The Personality Trait That Indicates High IQ post image

Higher IQ scores are linked to better jobs, higher income and more years of education.

People who are highly motivated score better on IQ tests, research reveals.

However, those who score lower on IQ test may simply be less motivated to complete the test.

Motivation could be a better predictor of success in life than IQ tests, the psychologists suggest.

In other words, what an IQ test is partly measuring is how well you want to do on an IQ test.

People with this motivation to succeed on an IQ test will also succeed in other areas of life.

When given an incentive to do well on an IQ test, those with lower scores improve dramatically, research has shown.

For the study, adolescents boys were observed taking an IQ test.

People watched the video and decided who was motivated based on whether they appeared to rush the test or skip questions.

The results showed that motivated boys got higher scores.

Professor Angela Duckworth, the study’s first author, said:

“IQ scores are absolutely predictive of long-term outcomes.

But what our study questions is whether that’s entirely because smarter people do better in life than other people or whether part of the predictive power coming from test motivation.

Could it be that part of the reason doing well on this test predicts future success is because the kinds of traits that would result in you doing well –compliance with authority, self-control, attentiveness, competitiveness — are traits that also help you in life?

This means that for people who get high IQ scores, they probably try hard and are intelligent.

But for people who get low scores, it can be an absence of either or both of those traits.”

About the author

Psychologist, Jeremy Dean, PhD is the founder and author of PsyBlog. He holds a doctorate in psychology from University College London and two other advanced degrees in psychology.

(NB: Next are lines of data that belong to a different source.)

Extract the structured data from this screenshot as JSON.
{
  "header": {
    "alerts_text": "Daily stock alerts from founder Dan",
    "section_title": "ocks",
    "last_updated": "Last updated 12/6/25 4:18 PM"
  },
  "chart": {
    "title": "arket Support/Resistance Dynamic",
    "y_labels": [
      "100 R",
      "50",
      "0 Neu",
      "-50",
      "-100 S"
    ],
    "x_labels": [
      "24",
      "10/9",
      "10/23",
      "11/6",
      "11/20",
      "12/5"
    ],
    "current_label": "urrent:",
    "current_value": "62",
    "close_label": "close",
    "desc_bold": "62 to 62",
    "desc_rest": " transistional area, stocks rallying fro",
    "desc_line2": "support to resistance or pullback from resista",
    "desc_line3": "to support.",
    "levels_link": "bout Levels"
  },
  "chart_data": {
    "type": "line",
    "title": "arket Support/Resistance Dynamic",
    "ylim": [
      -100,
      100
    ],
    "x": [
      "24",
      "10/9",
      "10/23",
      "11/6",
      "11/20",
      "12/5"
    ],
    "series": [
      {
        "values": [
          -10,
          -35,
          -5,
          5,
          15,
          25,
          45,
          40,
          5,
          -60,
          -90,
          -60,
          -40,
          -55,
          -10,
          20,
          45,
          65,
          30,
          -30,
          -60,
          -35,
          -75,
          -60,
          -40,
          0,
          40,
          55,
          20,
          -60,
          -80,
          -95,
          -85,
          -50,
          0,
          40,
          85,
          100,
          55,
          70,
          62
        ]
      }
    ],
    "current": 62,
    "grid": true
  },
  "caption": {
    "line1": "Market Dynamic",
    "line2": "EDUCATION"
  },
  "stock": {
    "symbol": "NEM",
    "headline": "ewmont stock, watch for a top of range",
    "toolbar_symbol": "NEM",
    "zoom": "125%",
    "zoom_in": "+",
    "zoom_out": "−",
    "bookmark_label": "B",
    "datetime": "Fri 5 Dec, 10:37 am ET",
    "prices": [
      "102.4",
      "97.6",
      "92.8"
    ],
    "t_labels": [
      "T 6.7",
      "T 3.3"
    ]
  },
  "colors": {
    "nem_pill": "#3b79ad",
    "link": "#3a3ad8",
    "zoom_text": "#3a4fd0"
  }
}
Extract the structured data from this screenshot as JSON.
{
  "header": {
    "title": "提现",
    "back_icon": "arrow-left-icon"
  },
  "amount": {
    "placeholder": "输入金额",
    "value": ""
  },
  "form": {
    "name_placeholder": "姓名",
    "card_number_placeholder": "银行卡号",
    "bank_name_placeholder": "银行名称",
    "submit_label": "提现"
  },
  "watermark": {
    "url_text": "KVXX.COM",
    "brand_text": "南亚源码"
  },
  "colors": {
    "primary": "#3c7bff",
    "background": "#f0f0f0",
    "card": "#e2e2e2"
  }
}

He has been writing about scientific research on PsyBlog since 2004. He is also the author of the book “Making Habits, Breaking Habits” (Da Capo, 2003) and several ebooks:

Dr Dean’s bio, Twitter, Facebook and how to contact him.

The study was published in the journal Proceedings of the National Academy of Sciences (Duckworth et al., 2011).